- Get a flu shot every year.
- Get shots for tetanus and whooping cough.
- If you are 60 or older, get a shot to prevent shingles.
- If you are 65 or older, get a pneumonia shot.
- Talk with your health care team about whether you need other vaccinations. You can also find out which ones you need by going to www.immunize.org/catg.d/p4030.pdf. (Plugin Software Help)
Take Steps to Good Health
Be physically active and make healthy food choices. Learn how at www.healthfinder.gov/prevention.
Get to a healthy weight and stay there. Balance the calories you take in from food and drink with the calories you burn off by your activities.
Be tobacco free. For tips on how to quit, go to: http://www.smokefree.gov. To talk to someone about how to quit, call the National Quitline: 1-800-QUITNOW (784-8669).
If you drink alcohol, have no more than two drinks a day if you are 65 or younger. If you are older than 65, have no more than one drink a day. A standard drink is one 12-ounce bottle of beer or wine cooler, one 5-ounce glass of wine, or 1.5 ounces of 80-proof distilled spirits.
Get More Information on Good Health
Check out these Federal Government Web sites:
Healthfinder.gov. Guides and tools for healthy living, an encyclopedia of health-related topics, health news, and more. Go to: www.healthfinder.gov.
MedlinePlus. Health information from government agencies and health organizations, including a medical encyclopedia and health tools. Go to: www.medlineplus.gov.
Questions Are the Answer. Information on how to get involved in your health care by asking questions, understanding your condition, and learning about your options. Go to: www.ahrq.gov/questionsaretheanswer.

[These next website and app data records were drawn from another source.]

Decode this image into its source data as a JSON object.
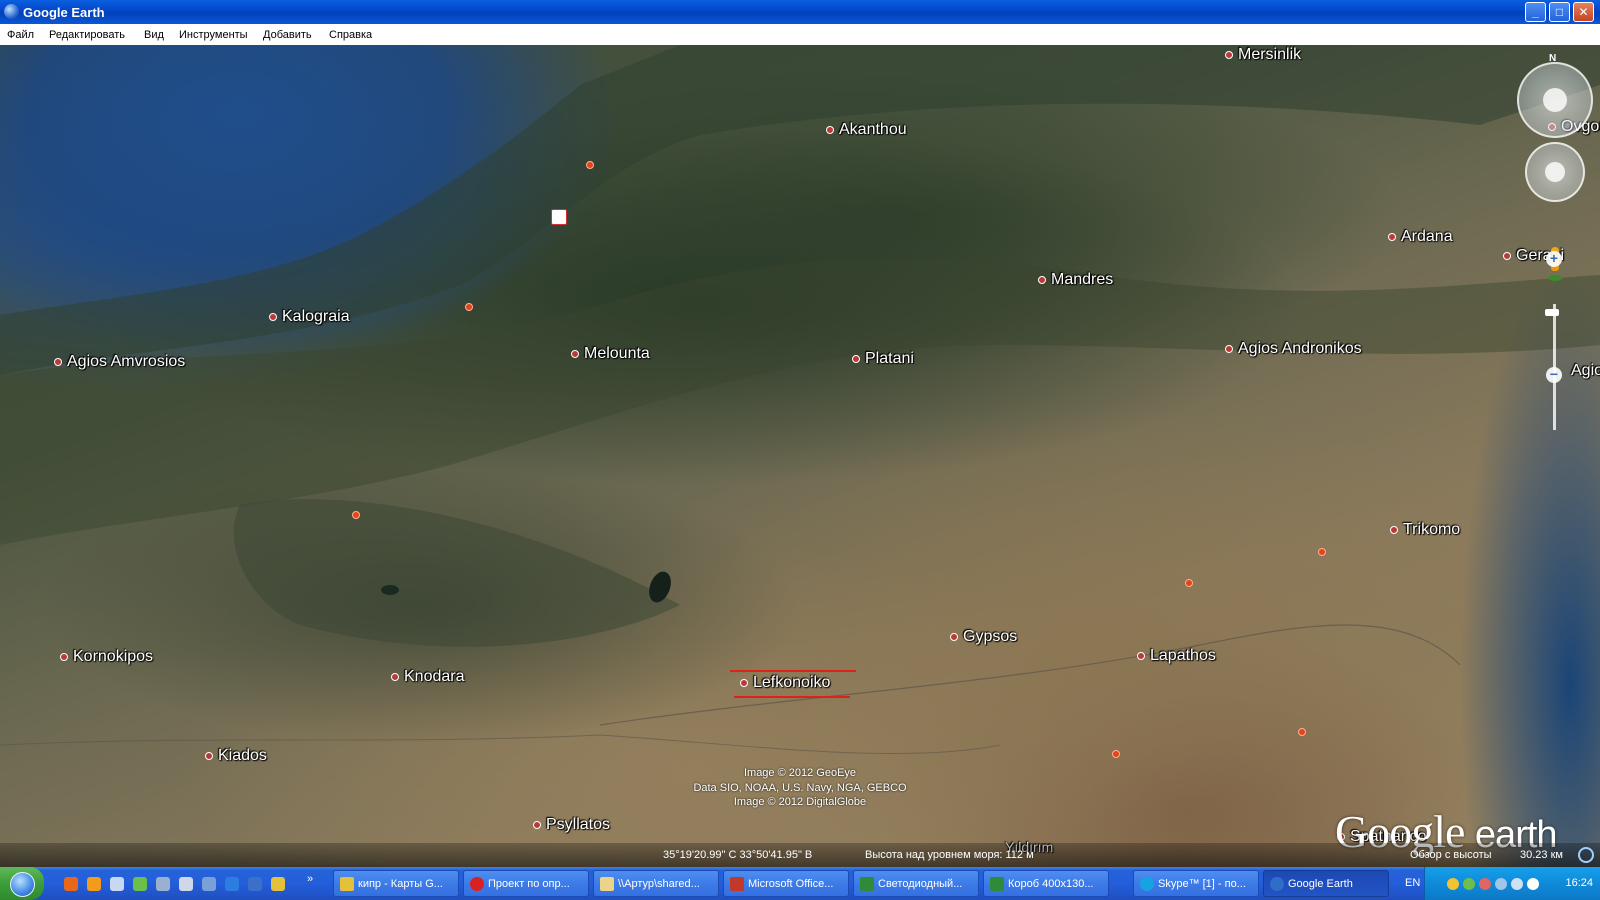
{
  "window": {
    "title": "Google Earth"
  },
  "menu": [
    "Файл",
    "Редактировать",
    "Вид",
    "Инструменты",
    "Добавить",
    "Справка"
  ],
  "places": [
    "Mersinlik",
    "Akanthou",
    "Ovgoros",
    "Ardana",
    "Gerani",
    "Kalograia",
    "Mandres",
    "Agios Amvrosios",
    "Melounta",
    "Platani",
    "Agios Andronikos",
    "Agios",
    "Trikomo",
    "Kornokipos",
    "Knodara",
    "Lefkonoiko",
    "Gypsos",
    "Lapathos",
    "Kiados",
    "Psyllatos",
    "Spatharico",
    "Yıldırım"
  ],
  "credits": {
    "line1": "Image © 2012 GeoEye",
    "line2": "Data SIO, NOAA, U.S. Navy, NGA, GEBCO",
    "line3": "Image © 2012 DigitalGlobe"
  },
  "logo": {
    "brand": "Google",
    "product": "earth"
  },
  "status": {
    "coords": "35°19'20.99\" С  33°50'41.95\" В",
    "elevation": "Высота над уровнем моря:  112 м",
    "eye_alt_label": "Обзор с высоты",
    "eye_alt_value": "30.23 км"
  },
  "compass": {
    "north": "N"
  },
  "taskbar": {
    "tasks": [
      "кипр - Карты G...",
      "Проект по опр...",
      "\\\\Артур\\shared...",
      "Microsoft Office...",
      "Светодиодный...",
      "Короб 400х130...",
      "Skype™ [1] - по...",
      "Google Earth"
    ],
    "lang": "EN",
    "clock": "16:24"
  },
  "colors": {
    "place_dot": "#b83a3a",
    "highlight_line": "#e0211b",
    "taskbar": "#245edb",
    "titlebar": "#0346c8"
  }
}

Healthy Men. An AHRQ Web site for men on staying healthy. Go to: www.ahrq.gov/healthymen.
If you don't have access to a computer, talk to your local librarian about health information in the library.
Sources. The information in this pamphlet is based on research findings from the U.S. Department of Health and Human Services and the U.S. Preventive Services Task Force (USPSTF). The USPSTF, supported by AHRQ, is a national independent panel of medical experts that makes recommendations based on scientific evidence about which clinical preventive services should be included in primary medical care and for which populations.
For information about the USPSTF and its recommendations, go to http://www.uspreventiveservicestaskforce.org.
AHRQ Publication No. 10(11)-IP005-A
Replaces AHRQ Publication No. 08-IP002
AARP Pub. No. 019005
Current as of July 2011
Men: Stay Healthy at 50+. AHRQ Publication No. 10(11)-IP005-A, July 2011. Agency for Healthcare Research and Quality, Rockville, MD. http://www.ahrq.gov/ppip/men50.htm